Last year, the 49ers' brand-new Levi's Stadium had a problem with its turf -- chunks of grass and dirt so large and uneven that players were at risk of rolling ankles and suffering injuries.
The team thought that problem was fixed during the offseason. But it wasn't. The 49ers were forced to cancel a public practice in the stadium, which is scheduled to host Super Bowl 50 on Feb. 7, 2016, due to divots and other problems resulting from the loose turf.
The team moved the public session to its practice facility to give the grass more time to take root and strengthen.
But the turf is far behind the progress the team has expected -- and for a stadium that claims to be the most technologically advanced in the country, it's something of an embarrassment.
"We remain confident that our turf management program will provide a playing surface that meets the team's standards, as we enter the 2015 NFL season," said the team's VP of stadium operations in a statement.
Even so, the turf is creating headaches. New 49ers coach Jim Tomsula had wanted to hold all eight training camp practices in Levi's Stadium, according to the Sacramento Bee. Instead, only two practices have been held in its home stadium.
Meanwhile, there's concern that the turf has actually gotten worse from 2014. After some initial troubles, the grass held together fairly well for the regular season.
But now, the turf actually seems to have gotten worse, despite changes to the soil composition that were believed to have helped the grass hold together.
Levi's Stadium has hosted plenty of non-football events, including major concerts, but new grass has been laid down since all the wear and tear suffered over the summer. Stadium management is under fire to solve the issue fast before the turf gives way in regular-season games.

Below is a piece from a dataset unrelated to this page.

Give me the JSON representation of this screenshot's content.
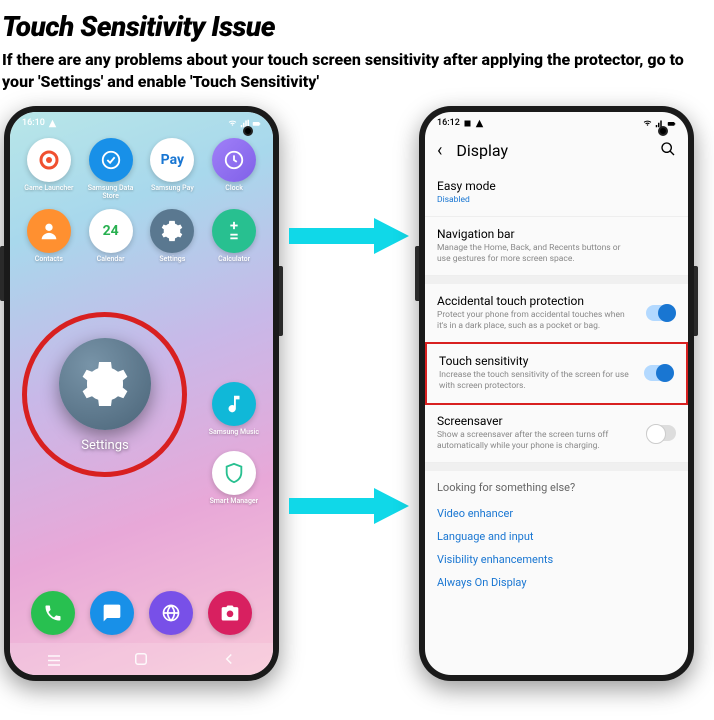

If the grass doesn't hold, angry players will surely hold the team accountable.